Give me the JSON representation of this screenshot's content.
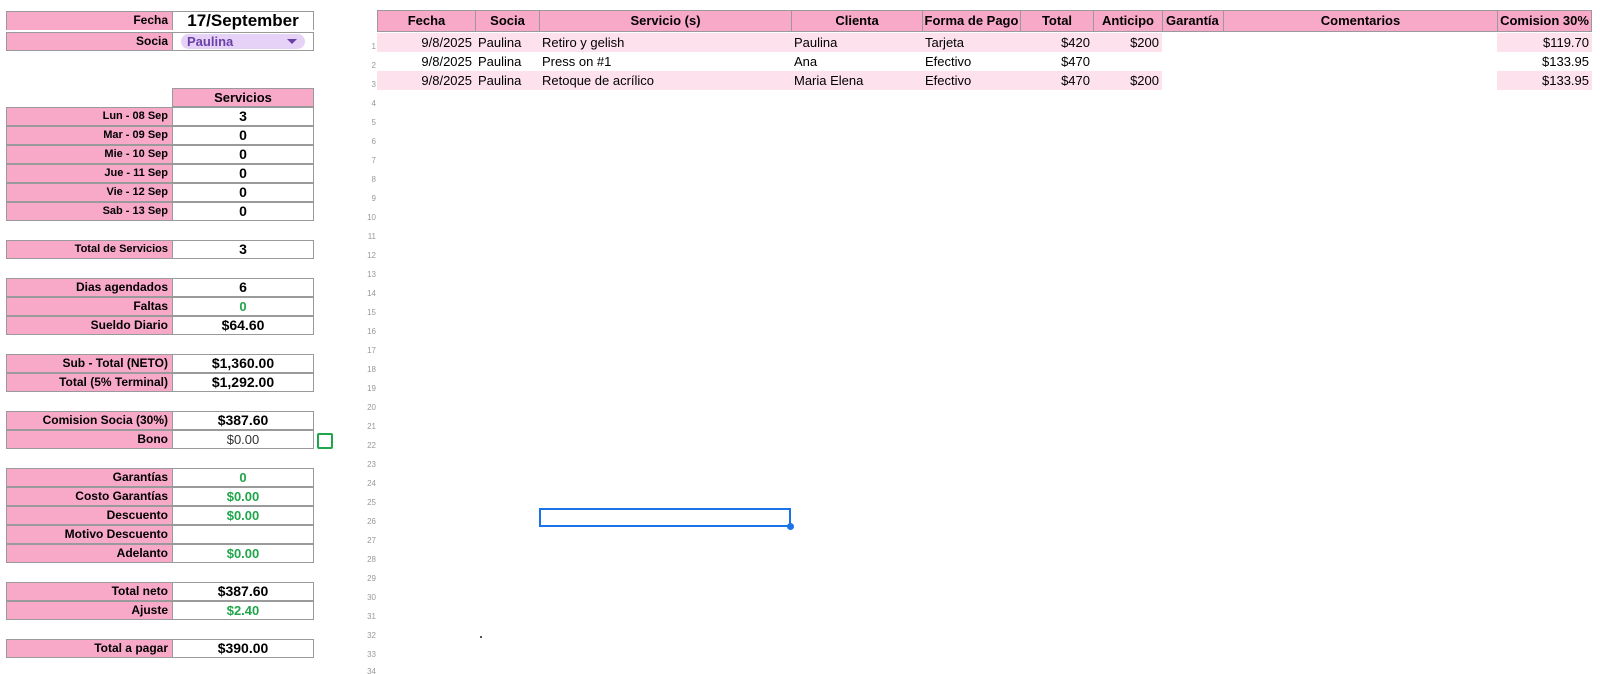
{
  "summary": {
    "fecha": {
      "label": "Fecha",
      "value": "17/September"
    },
    "socia": {
      "label": "Socia",
      "value": "Paulina"
    },
    "servicios_header": "Servicios",
    "days": [
      {
        "label": "Lun - 08 Sep",
        "value": "3"
      },
      {
        "label": "Mar - 09 Sep",
        "value": "0"
      },
      {
        "label": "Mie - 10 Sep",
        "value": "0"
      },
      {
        "label": "Jue - 11 Sep",
        "value": "0"
      },
      {
        "label": "Vie - 12 Sep",
        "value": "0"
      },
      {
        "label": "Sab - 13 Sep",
        "value": "0"
      }
    ],
    "total_servicios": {
      "label": "Total de Servicios",
      "value": "3"
    },
    "dias_agendados": {
      "label": "Dias agendados",
      "value": "6"
    },
    "faltas": {
      "label": "Faltas",
      "value": "0"
    },
    "sueldo_diario": {
      "label": "Sueldo Diario",
      "value": "$64.60"
    },
    "sub_total": {
      "label": "Sub - Total (NETO)",
      "value": "$1,360.00"
    },
    "total_terminal": {
      "label": "Total  (5% Terminal)",
      "value": "$1,292.00"
    },
    "comision_socia": {
      "label": "Comision Socia (30%)",
      "value": "$387.60"
    },
    "bono": {
      "label": "Bono",
      "value": "$0.00"
    },
    "garantias": {
      "label": "Garantías",
      "value": "0"
    },
    "costo_garantias": {
      "label": "Costo Garantías",
      "value": "$0.00"
    },
    "descuento": {
      "label": "Descuento",
      "value": "$0.00"
    },
    "motivo_descuento": {
      "label": "Motivo Descuento",
      "value": ""
    },
    "adelanto": {
      "label": "Adelanto",
      "value": "$0.00"
    },
    "total_neto": {
      "label": "Total neto",
      "value": "$387.60"
    },
    "ajuste": {
      "label": "Ajuste",
      "value": "$2.40"
    },
    "total_pagar": {
      "label": "Total a pagar",
      "value": "$390.00"
    }
  },
  "grid": {
    "headers": [
      "Fecha",
      "Socia",
      "Servicio (s)",
      "Clienta",
      "Forma de Pago",
      "Total",
      "Anticipo",
      "Garantía",
      "Comentarios",
      "Comision 30%"
    ],
    "rows": [
      {
        "fecha": "9/8/2025",
        "socia": "Paulina",
        "servicio": "Retiro y gelish",
        "clienta": "Paulina",
        "pago": "Tarjeta",
        "total": "$420",
        "anticipo": "$200",
        "garantia": "",
        "comentarios": "",
        "comision": "$119.70"
      },
      {
        "fecha": "9/8/2025",
        "socia": "Paulina",
        "servicio": "Press on #1",
        "clienta": "Ana",
        "pago": "Efectivo",
        "total": "$470",
        "anticipo": "",
        "garantia": "",
        "comentarios": "",
        "comision": "$133.95"
      },
      {
        "fecha": "9/8/2025",
        "socia": "Paulina",
        "servicio": "Retoque de acrílico",
        "clienta": "Maria Elena",
        "pago": "Efectivo",
        "total": "$470",
        "anticipo": "$200",
        "garantia": "",
        "comentarios": "",
        "comision": "$133.95"
      }
    ],
    "row_numbers": [
      "1",
      "2",
      "3",
      "4",
      "5",
      "6",
      "7",
      "8",
      "9",
      "10",
      "11",
      "12",
      "13",
      "14",
      "15",
      "16",
      "17",
      "18",
      "19",
      "20",
      "21",
      "22",
      "23",
      "24",
      "25",
      "26",
      "27",
      "28",
      "29",
      "30",
      "31",
      "32",
      "33",
      "34"
    ]
  },
  "colors": {
    "header_pink": "#f8a9c8",
    "band_pink": "#fde1ec",
    "positive_green": "#1fa54a",
    "selection_blue": "#1a73e8",
    "chip_purple": "#e6d2f7"
  },
  "icons": {
    "dropdown": "chevron-down-icon",
    "checkbox": "checkbox-icon"
  }
}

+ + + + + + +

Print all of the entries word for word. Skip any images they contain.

Give me the JSON representation of this screenshot's content.
{
  "summary": {
    "fecha": {
      "label": "Fecha",
      "value": "17/September"
    },
    "socia": {
      "label": "Socia",
      "value": "Paulina"
    },
    "servicios_header": "Servicios",
    "days": [
      {
        "label": "Lun - 08 Sep",
        "value": "3"
      },
      {
        "label": "Mar - 09 Sep",
        "value": "0"
      },
      {
        "label": "Mie - 10 Sep",
        "value": "0"
      },
      {
        "label": "Jue - 11 Sep",
        "value": "0"
      },
      {
        "label": "Vie - 12 Sep",
        "value": "0"
      },
      {
        "label": "Sab - 13 Sep",
        "value": "0"
      }
    ],
    "total_servicios": {
      "label": "Total de Servicios",
      "value": "3"
    },
    "dias_agendados": {
      "label": "Dias agendados",
      "value": "6"
    },
    "faltas": {
      "label": "Faltas",
      "value": "0"
    },
    "sueldo_diario": {
      "label": "Sueldo Diario",
      "value": "$64.60"
    },
    "sub_total": {
      "label": "Sub - Total (NETO)",
      "value": "$1,360.00"
    },
    "total_terminal": {
      "label": "Total  (5% Terminal)",
      "value": "$1,292.00"
    },
    "comision_socia": {
      "label": "Comision Socia (30%)",
      "value": "$387.60"
    },
    "bono": {
      "label": "Bono",
      "value": "$0.00"
    },
    "garantias": {
      "label": "Garantías",
      "value": "0"
    },
    "costo_garantias": {
      "label": "Costo Garantías",
      "value": "$0.00"
    },
    "descuento": {
      "label": "Descuento",
      "value": "$0.00"
    },
    "motivo_descuento": {
      "label": "Motivo Descuento",
      "value": ""
    },
    "adelanto": {
      "label": "Adelanto",
      "value": "$0.00"
    },
    "total_neto": {
      "label": "Total neto",
      "value": "$387.60"
    },
    "ajuste": {
      "label": "Ajuste",
      "value": "$2.40"
    },
    "total_pagar": {
      "label": "Total a pagar",
      "value": "$390.00"
    }
  },
  "grid": {
    "headers": [
      "Fecha",
      "Socia",
      "Servicio (s)",
      "Clienta",
      "Forma de Pago",
      "Total",
      "Anticipo",
      "Garantía",
      "Comentarios",
      "Comision 30%"
    ],
    "rows": [
      {
        "fecha": "9/8/2025",
        "socia": "Paulina",
        "servicio": "Retiro y gelish",
        "clienta": "Paulina",
        "pago": "Tarjeta",
        "total": "$420",
        "anticipo": "$200",
        "garantia": "",
        "comentarios": "",
        "comision": "$119.70"
      },
      {
        "fecha": "9/8/2025",
        "socia": "Paulina",
        "servicio": "Press on #1",
        "clienta": "Ana",
        "pago": "Efectivo",
        "total": "$470",
        "anticipo": "",
        "garantia": "",
        "comentarios": "",
        "comision": "$133.95"
      },
      {
        "fecha": "9/8/2025",
        "socia": "Paulina",
        "servicio": "Retoque de acrílico",
        "clienta": "Maria Elena",
        "pago": "Efectivo",
        "total": "$470",
        "anticipo": "$200",
        "garantia": "",
        "comentarios": "",
        "comision": "$133.95"
      }
    ],
    "row_numbers": [
      "1",
      "2",
      "3",
      "4",
      "5",
      "6",
      "7",
      "8",
      "9",
      "10",
      "11",
      "12",
      "13",
      "14",
      "15",
      "16",
      "17",
      "18",
      "19",
      "20",
      "21",
      "22",
      "23",
      "24",
      "25",
      "26",
      "27",
      "28",
      "29",
      "30",
      "31",
      "32",
      "33",
      "34"
    ]
  },
  "colors": {
    "header_pink": "#f8a9c8",
    "band_pink": "#fde1ec",
    "positive_green": "#1fa54a",
    "selection_blue": "#1a73e8",
    "chip_purple": "#e6d2f7"
  },
  "icons": {
    "dropdown": "chevron-down-icon",
    "checkbox": "checkbox-icon"
  }
}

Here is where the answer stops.